“Hollywood is Working Hard to Make You Cry” explains Don Steinberg’s in his recent article in the Wall Street Journal. He looks at the neuroscience, the art of storytelling, the filmmaker’s intention behind making a scene tear jerking, the actors themselves, and the differences between men and women’s reactions to film.
Click here to read the whole article http://online.wsj.com/articles/tearjerkers-to-hit-cinemas-this-fall-1408637194?mod=trending_now_5
Here are some excerpts:
Audiences love tearjerkers, but why? How do they work? Horror movies have their clichéd “jump scares” that can get us every time—the demonic face in the bathroom mirror, the knife-wielding maniac suddenly in the doorway. Tearjerkers have triggers, too, but they are more complex, wrapped up in how characters make us feel, with their awkward attempts to connect with each other, their bravery and fears, regrets and unspoken burdens. Other hot-button themes are faith redeemed, struggles rewarded and love requited.
Researchers are applying science to answer questions about movie-induced weeping. Princeton University psychologist Uri Hasson, who coined the term “neurocinematics,” led a 2008 study that used a type of magnetic resonance imaging to study brain activity while watching a film. The researchers used “The Good, the Bad, and the Ugly”—hardly a tearjerker—in their project. Mr. Hasson and his colleagues identified similar brain activity among people watching the same film, and suggested such research might be useful for the movie industry.
When asked which films choke them up, many men cite depictions of against-the-odds valor or understated affection, like “Rudy,” “Brian’s Song” and “Saving Private Ryan.” Women name relationship dramas like “Steel Magnolias” or “Beaches” or “When a Man Loves a Woman,” in which Andy Garcia tries to preserve his marriage to an alcoholic Meg Ryan.
Men and women may sob at different parts of the same film. In “Gravity,” some women react when Ms. Bullock, while stranded in space, talks about her daughter who died in childhood (“Can you please tell her that Mama found her red shoe?”). Men may be more stirred by the dénouement, when the astronaut, having survived her journey, walks triumphantly ashore.

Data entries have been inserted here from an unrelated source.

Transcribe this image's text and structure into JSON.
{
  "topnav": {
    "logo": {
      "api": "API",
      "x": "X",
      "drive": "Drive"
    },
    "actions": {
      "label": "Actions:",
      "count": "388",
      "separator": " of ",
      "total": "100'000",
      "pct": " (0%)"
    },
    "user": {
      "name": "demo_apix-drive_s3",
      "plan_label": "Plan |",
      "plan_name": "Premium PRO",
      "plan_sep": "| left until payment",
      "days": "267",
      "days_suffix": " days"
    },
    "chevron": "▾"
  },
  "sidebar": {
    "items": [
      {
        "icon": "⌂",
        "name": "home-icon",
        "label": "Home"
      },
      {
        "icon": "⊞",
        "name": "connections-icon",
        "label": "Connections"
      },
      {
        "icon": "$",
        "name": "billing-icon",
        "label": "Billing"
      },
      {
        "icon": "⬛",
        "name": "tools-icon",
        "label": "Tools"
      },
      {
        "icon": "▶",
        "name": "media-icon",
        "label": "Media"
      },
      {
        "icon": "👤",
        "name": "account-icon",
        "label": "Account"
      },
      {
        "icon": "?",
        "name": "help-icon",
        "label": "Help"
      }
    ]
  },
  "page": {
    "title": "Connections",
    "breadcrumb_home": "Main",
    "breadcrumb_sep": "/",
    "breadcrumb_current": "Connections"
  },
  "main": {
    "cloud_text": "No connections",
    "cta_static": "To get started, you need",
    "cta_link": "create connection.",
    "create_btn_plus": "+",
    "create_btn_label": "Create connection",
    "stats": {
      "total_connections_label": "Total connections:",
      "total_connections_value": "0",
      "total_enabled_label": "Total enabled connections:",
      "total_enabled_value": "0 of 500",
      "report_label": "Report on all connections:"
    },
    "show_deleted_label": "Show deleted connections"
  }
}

The “completely vulnerable human moment” is the key to great cinema. It is then that the viewer connects with their own personal trials with those of the character on screen. In that experience we connect with the greater story of the human condition. Exploring the meaning of human existence—to love, to suffer, to be vulnerable, to overcome—is the vocation of the artist and is what makes a film great.